Also inspect the car’s service book for stamps and ask the owner if they’ve got the receipts for any maintenance work.
You don’t need to be an expert mechanic to check over your potential purchase.
Less than two in five drivers – 38 per cent – said they ensured that windscreen wipers were working when they last bought a used car, and only two in five – 41 per cent – checked that all the lights were functioning properly.
Only a quarter of drivers checked the oil level when they last bought a used car, while 39 per cent inspected the tyres for cuts and bulges.
It’s a legal requirement that all tyres have a minimum tread of 1.6mm to be roadworthy.
The electrics on a car will need checking too – make sure things like the air-conditioning works both on hot and cold, the windows move up and down and the heated seats work.
Take a test drive
You’ll need the owner’s permission to do this but alarm bells should ring if they refuse.
Make sure you have the right insurance to be able to do this and could land yourself in hot water if there is an accident.

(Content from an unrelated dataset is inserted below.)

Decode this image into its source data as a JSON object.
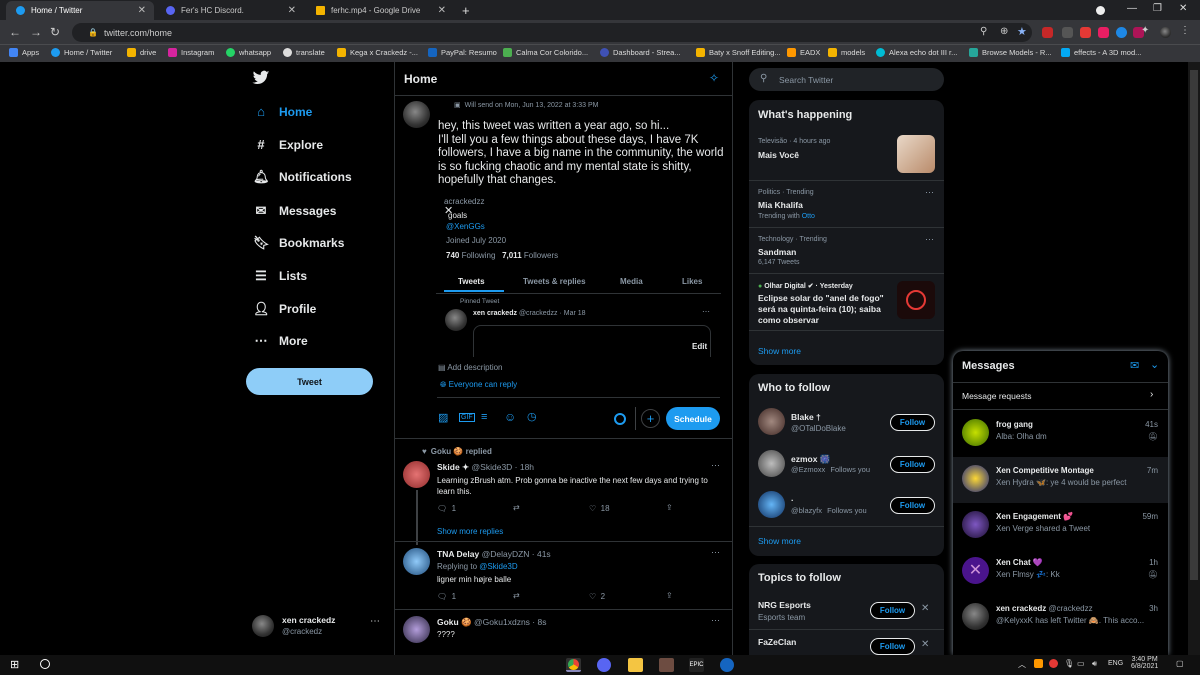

The AA survey found three in five – 66 per cent – took a car for a test drive last time they bought a used vehicle, with more than half – 55 per cent – listening out for abnormal noises.
Inspect the paintwork
The survey found that the majority of people – 57 per cent – looked over a car’s paintwork to make sure it was up-to-scratch.
Check for any gaps in the panels, this could be a sign the car has been involved in an accident in the past.
Inspect any dents and scratches carefully. Any that have gone through the paintwork down to the metal could be a cause of corrosion.
James Fairclough, CEO of AA Cars said: “A car is an expensive purchase, but many drivers are parting with their money without carrying out even basic checks.
“Understandably, considering all the checks it is recommended that drivers make before buying a vehicle, most people do not feel very confident about their ability to judge a car’s condition before they drive away.
“However, we always recommend drivers book a professional vehicle inspection before parting with their money. A qualified inspector will be able to carry out over 200 detailed checks and will highlight any potential problems, letting the potential buyer know if it is safe to drive and whether it is likely to require any expensive repairs in the near future.
“Other ways to protect yourself include buying from a dealer rather than a private seller.
“Purchasing from a dealer gives consumers protection under the Consumer Rights Act, which gives rights for a repair, replacement or some money back if a fault comes to light in the first six months after purchase as long as the problem was present when you bought the car.
“Getting a warranty is another way to protect yourself from any potential costly repairs in the future. Some dealers may offer them when you buy the car, and you can also organise for one yourself.
“Always be sure to check the small print so that you know what is and isn’t included, so you do not have any unwelcome surprises should you encounter a problem with your car.”